Which antibiotic disrupts the outer membrane of Gram-negative cell?

Which antibiotic disrupts the outer membrane of Gram-negative cell?

Polymyxins are lipophilic polypeptide antibiotics that target the lipopolysaccharide component of gram-negative bacteria and ultimately disrupt the integrity of the outer and inner membranes of these bacteria.

How do antibiotics attack gram-negative bacteria?

Antibiotics may inhibit bacterial growth or may kill bacteria by inhibiting cell wall synthesis or protein synthesis. The amount of endotoxin released during antibiotic action has been found to be clinically important.

What antibiotics damage the cell membrane?

Antimicrobial agents targeting the cell wall have been known for many years. Among them, the β-lactam antibiotics (like penicillin and cephalosporin), inhibit cell wall synthesis.

What antibiotics kill gram-negative bacteria?

Fourth-generation cephalosporins such as cefepime, extended-spectrum β-lactamase inhibitor penicillins (piperacillin/tazobactam, ticarcillin/clavulanate) and most importantly the carbapenems (imipenem/cilastatin, meropenem, ertapenem) provide important tools in killing Gram-negative infections.

What are two antibiotics that affect gram negative bacteria?

These antibiotics include cephalosporins (ceftriaxone-cefotaxime, ceftazidime, and others), fluoroquinolones (ciprofloxacin, levofloxacin), aminoglycosides (gentamicin, amikacin), imipenem, broad-spectrum penicillins with or without β-lactamase inhibitors (amoxicillin-clavulanic acid, piperacillin-tazobactam), and …

How does penicillin affect gram negative bacteria?

Penicillin is effective only against Gram-positive bacteria because Gram negative bacteria have a lipopolysaccharide and protein layer that surrounds the peptidoglygan layer of the cell wall, preventing penicillin from attacking.

How do antibiotics work on Gram positive and Gram-negative bacteria?

Penicillin resistance in Gram positive bacteria is predominantly via target modifications that prevent penicillin from binding to the PBP, whereas resistance in Gram negative bacteria is more commonly achieved by production of inactivating enzymes called (beta)-lactamases.

Why are antibiotics ineffective against Gram-negative bacteria?

Although all bacteria have an inner cell membrane, gram-negative bacteria have a unique outer membrane. This outer membrane excludes certain drugs and antibiotics from penetrating the cell, partially accounting for why gram-negative bacteria are generally more resistant to antibiotics than are gram-positive bacteria.

Which antibiotics alters permeability of cell membrane?

Antimicrobial drugs can target the microbial cell membrane to alter its functionality. Examples include: polymyxin and gramicidin. After binding to lipopolysaccharide in the outer membrane of gram-negative bacteria, polymyxins disrupt both the outer and inner membranes.

How do antibiotics affect the cell membrane of bacteria?

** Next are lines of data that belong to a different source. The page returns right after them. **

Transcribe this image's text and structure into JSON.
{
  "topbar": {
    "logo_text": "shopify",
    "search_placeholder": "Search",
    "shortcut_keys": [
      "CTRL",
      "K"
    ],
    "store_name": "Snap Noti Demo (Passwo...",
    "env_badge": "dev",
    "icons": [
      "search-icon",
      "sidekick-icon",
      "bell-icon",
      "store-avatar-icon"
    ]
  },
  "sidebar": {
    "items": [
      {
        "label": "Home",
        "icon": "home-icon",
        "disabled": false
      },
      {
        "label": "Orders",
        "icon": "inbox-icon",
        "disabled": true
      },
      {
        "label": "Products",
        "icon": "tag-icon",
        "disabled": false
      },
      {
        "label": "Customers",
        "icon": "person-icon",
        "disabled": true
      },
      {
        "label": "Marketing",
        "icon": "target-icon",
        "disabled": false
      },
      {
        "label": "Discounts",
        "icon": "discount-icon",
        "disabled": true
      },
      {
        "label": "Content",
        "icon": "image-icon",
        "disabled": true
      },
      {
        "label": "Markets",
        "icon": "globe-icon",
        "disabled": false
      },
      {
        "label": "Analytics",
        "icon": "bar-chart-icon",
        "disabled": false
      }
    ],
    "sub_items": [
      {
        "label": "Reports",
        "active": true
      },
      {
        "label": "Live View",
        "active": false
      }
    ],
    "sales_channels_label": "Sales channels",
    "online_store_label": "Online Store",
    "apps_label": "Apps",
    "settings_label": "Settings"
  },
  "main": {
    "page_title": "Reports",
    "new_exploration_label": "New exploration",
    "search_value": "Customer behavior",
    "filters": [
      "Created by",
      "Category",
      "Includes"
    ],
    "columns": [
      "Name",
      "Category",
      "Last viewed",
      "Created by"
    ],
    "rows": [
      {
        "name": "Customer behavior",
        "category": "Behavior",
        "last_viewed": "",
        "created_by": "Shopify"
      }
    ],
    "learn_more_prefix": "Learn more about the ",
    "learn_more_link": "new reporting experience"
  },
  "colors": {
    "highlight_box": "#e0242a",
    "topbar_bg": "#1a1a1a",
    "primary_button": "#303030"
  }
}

Many antibiotics, including penicillin, work by attacking the cell wall of bacteria. Specifically, the drugs prevent the bacteria from synthesizing a molecule in the cell wall called peptidoglycan, which provides the wall with the strength it needs to survive in the human body.

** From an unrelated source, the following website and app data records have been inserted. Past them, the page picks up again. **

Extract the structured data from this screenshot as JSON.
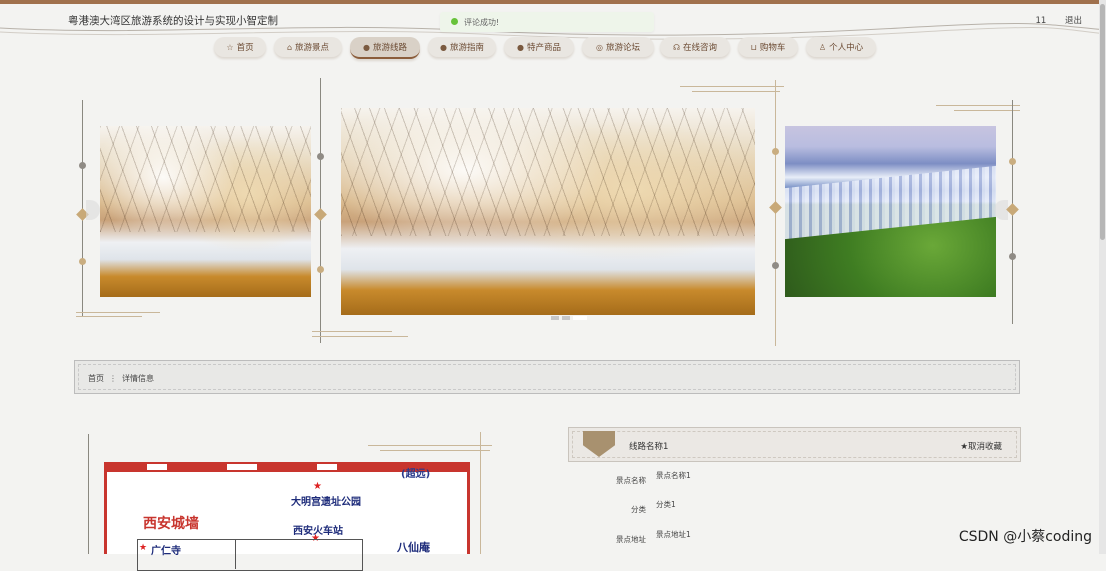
{
  "header": {
    "site_title": "粤港澳大湾区旅游系统的设计与实现小智定制",
    "user": "11",
    "logout": "退出"
  },
  "toast": {
    "message": "评论成功!"
  },
  "nav": [
    {
      "label": "首页",
      "icon": "home-icon",
      "glyph": "☆"
    },
    {
      "label": "旅游景点",
      "icon": "bag-icon",
      "glyph": "⌂"
    },
    {
      "label": "旅游线路",
      "icon": "route-icon",
      "glyph": "●"
    },
    {
      "label": "旅游指南",
      "icon": "question-icon",
      "glyph": "●"
    },
    {
      "label": "特产商品",
      "icon": "info-icon",
      "glyph": "●"
    },
    {
      "label": "旅游论坛",
      "icon": "forum-icon",
      "glyph": "◎"
    },
    {
      "label": "在线咨询",
      "icon": "headset-icon",
      "glyph": "☊"
    },
    {
      "label": "购物车",
      "icon": "cart-icon",
      "glyph": "⊔"
    },
    {
      "label": "个人中心",
      "icon": "user-icon",
      "glyph": "♙"
    }
  ],
  "breadcrumb": {
    "home": "首页",
    "separator": "⋮",
    "current": "详情信息"
  },
  "map": {
    "top_right": "(超远)",
    "poi1": "大明宫遗址公园",
    "city_wall": "西安城墙",
    "station": "西安火车站",
    "temple": "广仁寺",
    "baxian": "八仙庵"
  },
  "detail": {
    "route_name": "线路名称1",
    "cancel_fav": "★取消收藏",
    "rows": [
      {
        "key": "景点名称",
        "value": "景点名称1"
      },
      {
        "key": "分类",
        "value": "分类1"
      },
      {
        "key": "景点地址",
        "value": "景点地址1"
      }
    ]
  },
  "watermark": "CSDN @小蔡coding",
  "colors": {
    "accent": "#a0714d",
    "map_red": "#c8352e",
    "toast_dot": "#67c23a"
  }
}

What antibiotics kill gram-positive and gram-negative?

Penicillin, tetracycline and erythromycin are broad-spectrum drugs, effective against gram-positive and gram-negative microorganisms.

How is the membrane attack complex damages the bacterial cell?

How the Membrane Attack Complex Damages the Bacterial Cell Envelope and Kills Gram-Negative Bacteria The human immune system can directly lyse invading micro-organisms and aberrant host cells by generating pores in the cell envelope, called membrane attack complexes (MACs).

Why are Gram negative bacteria refractory to antibiotics?

Gram-negative bacteria are refractory to the action of many antibiotics due to their impermeable outer membrane. An important player of the immune system is the complement system, a protein network in serum that directly kills Gram-negative bacteria through pore-formation by the Membrane Attack Complexes (MAC).

Are there any antibiotics that kill Gram negative bacteria?

However, the fast perforation of the outer membrane by the complement system allows naturally impermeable antibiotics to reach their target sites and kill Gram-negative bacteria. We observed that the Gram-positive specific antibiotics nisin and vancomycin can be active against Gram-negatives in the presence of complement.

Are there any antimicrobials that can cross the membrane?

Although lysozyme and other (intracellular) antimicrobials can efficiently act on Gram-positive bacteria [ 14 ], many of these are considered to be inactive against Gram-negative bacteria [ 15, 16 ], partly because they cannot cross the bacterial outer membrane.